▸ **YOUR INSTRUCTIONS**: Would you retype every entry that follows without altering a word?

◇ ◇ ◇

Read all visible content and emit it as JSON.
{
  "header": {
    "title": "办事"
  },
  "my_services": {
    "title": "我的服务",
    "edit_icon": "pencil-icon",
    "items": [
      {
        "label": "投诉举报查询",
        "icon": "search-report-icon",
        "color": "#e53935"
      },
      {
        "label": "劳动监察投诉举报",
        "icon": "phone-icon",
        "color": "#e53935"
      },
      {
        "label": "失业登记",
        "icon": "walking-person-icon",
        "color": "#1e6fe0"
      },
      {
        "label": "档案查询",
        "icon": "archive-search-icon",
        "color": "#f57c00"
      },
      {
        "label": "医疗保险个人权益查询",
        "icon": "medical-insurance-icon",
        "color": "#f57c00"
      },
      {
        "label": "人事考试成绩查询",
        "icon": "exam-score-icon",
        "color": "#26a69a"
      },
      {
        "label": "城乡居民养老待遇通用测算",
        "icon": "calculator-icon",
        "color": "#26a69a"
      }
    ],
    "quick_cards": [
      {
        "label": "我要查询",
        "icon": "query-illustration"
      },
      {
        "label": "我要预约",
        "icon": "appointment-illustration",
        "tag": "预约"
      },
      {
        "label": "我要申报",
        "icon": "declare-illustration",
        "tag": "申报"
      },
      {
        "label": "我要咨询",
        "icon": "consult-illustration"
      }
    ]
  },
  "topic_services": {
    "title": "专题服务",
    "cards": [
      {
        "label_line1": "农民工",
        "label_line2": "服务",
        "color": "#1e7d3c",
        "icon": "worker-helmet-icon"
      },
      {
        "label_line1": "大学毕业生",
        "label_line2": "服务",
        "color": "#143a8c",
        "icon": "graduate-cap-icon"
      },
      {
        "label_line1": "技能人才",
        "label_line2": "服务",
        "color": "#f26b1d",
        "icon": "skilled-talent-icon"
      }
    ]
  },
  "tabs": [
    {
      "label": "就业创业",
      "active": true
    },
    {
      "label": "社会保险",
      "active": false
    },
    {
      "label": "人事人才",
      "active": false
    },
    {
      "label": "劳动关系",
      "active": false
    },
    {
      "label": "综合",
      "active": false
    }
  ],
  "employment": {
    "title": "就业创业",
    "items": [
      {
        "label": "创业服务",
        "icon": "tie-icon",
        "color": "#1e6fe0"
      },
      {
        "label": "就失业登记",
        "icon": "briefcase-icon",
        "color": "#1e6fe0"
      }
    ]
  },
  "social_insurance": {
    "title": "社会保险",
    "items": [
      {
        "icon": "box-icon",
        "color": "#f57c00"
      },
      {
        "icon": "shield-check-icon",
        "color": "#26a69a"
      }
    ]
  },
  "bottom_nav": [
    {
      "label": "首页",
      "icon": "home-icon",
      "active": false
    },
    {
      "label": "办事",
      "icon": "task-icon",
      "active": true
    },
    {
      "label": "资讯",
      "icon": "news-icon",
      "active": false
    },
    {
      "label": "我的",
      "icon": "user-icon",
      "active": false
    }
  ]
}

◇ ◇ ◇

▸ **EXERCISE RESULT**:
Read all visible content and emit it as JSON.
{
  "header": {
    "title": "办事"
  },
  "my_services": {
    "title": "我的服务",
    "edit_icon": "pencil-icon",
    "items": [
      {
        "label": "投诉举报查询",
        "icon": "search-report-icon",
        "color": "#e53935"
      },
      {
        "label": "劳动监察投诉举报",
        "icon": "phone-icon",
        "color": "#e53935"
      },
      {
        "label": "失业登记",
        "icon": "walking-person-icon",
        "color": "#1e6fe0"
      },
      {
        "label": "档案查询",
        "icon": "archive-search-icon",
        "color": "#f57c00"
      },
      {
        "label": "医疗保险个人权益查询",
        "icon": "medical-insurance-icon",
        "color": "#f57c00"
      },
      {
        "label": "人事考试成绩查询",
        "icon": "exam-score-icon",
        "color": "#26a69a"
      },
      {
        "label": "城乡居民养老待遇通用测算",
        "icon": "calculator-icon",
        "color": "#26a69a"
      }
    ],
    "quick_cards": [
      {
        "label": "我要查询",
        "icon": "query-illustration"
      },
      {
        "label": "我要预约",
        "icon": "appointment-illustration",
        "tag": "预约"
      },
      {
        "label": "我要申报",
        "icon": "declare-illustration",
        "tag": "申报"
      },
      {
        "label": "我要咨询",
        "icon": "consult-illustration"
      }
    ]
  },
  "topic_services": {
    "title": "专题服务",
    "cards": [
      {
        "label_line1": "农民工",
        "label_line2": "服务",
        "color": "#1e7d3c",
        "icon": "worker-helmet-icon"
      },
      {
        "label_line1": "大学毕业生",
        "label_line2": "服务",
        "color": "#143a8c",
        "icon": "graduate-cap-icon"
      },
      {
        "label_line1": "技能人才",
        "label_line2": "服务",
        "color": "#f26b1d",
        "icon": "skilled-talent-icon"
      }
    ]
  },
  "tabs": [
    {
      "label": "就业创业",
      "active": true
    },
    {
      "label": "社会保险",
      "active": false
    },
    {
      "label": "人事人才",
      "active": false
    },
    {
      "label": "劳动关系",
      "active": false
    },
    {
      "label": "综合",
      "active": false
    }
  ],
  "employment": {
    "title": "就业创业",
    "items": [
      {
        "label": "创业服务",
        "icon": "tie-icon",
        "color": "#1e6fe0"
      },
      {
        "label": "就失业登记",
        "icon": "briefcase-icon",
        "color": "#1e6fe0"
      }
    ]
  },
  "social_insurance": {
    "title": "社会保险",
    "items": [
      {
        "icon": "box-icon",
        "color": "#f57c00"
      },
      {
        "icon": "shield-check-icon",
        "color": "#26a69a"
      }
    ]
  },
  "bottom_nav": [
    {
      "label": "首页",
      "icon": "home-icon",
      "active": false
    },
    {
      "label": "办事",
      "icon": "task-icon",
      "active": true
    },
    {
      "label": "资讯",
      "icon": "news-icon",
      "active": false
    },
    {
      "label": "我的",
      "icon": "user-icon",
      "active": false
    }
  ]
}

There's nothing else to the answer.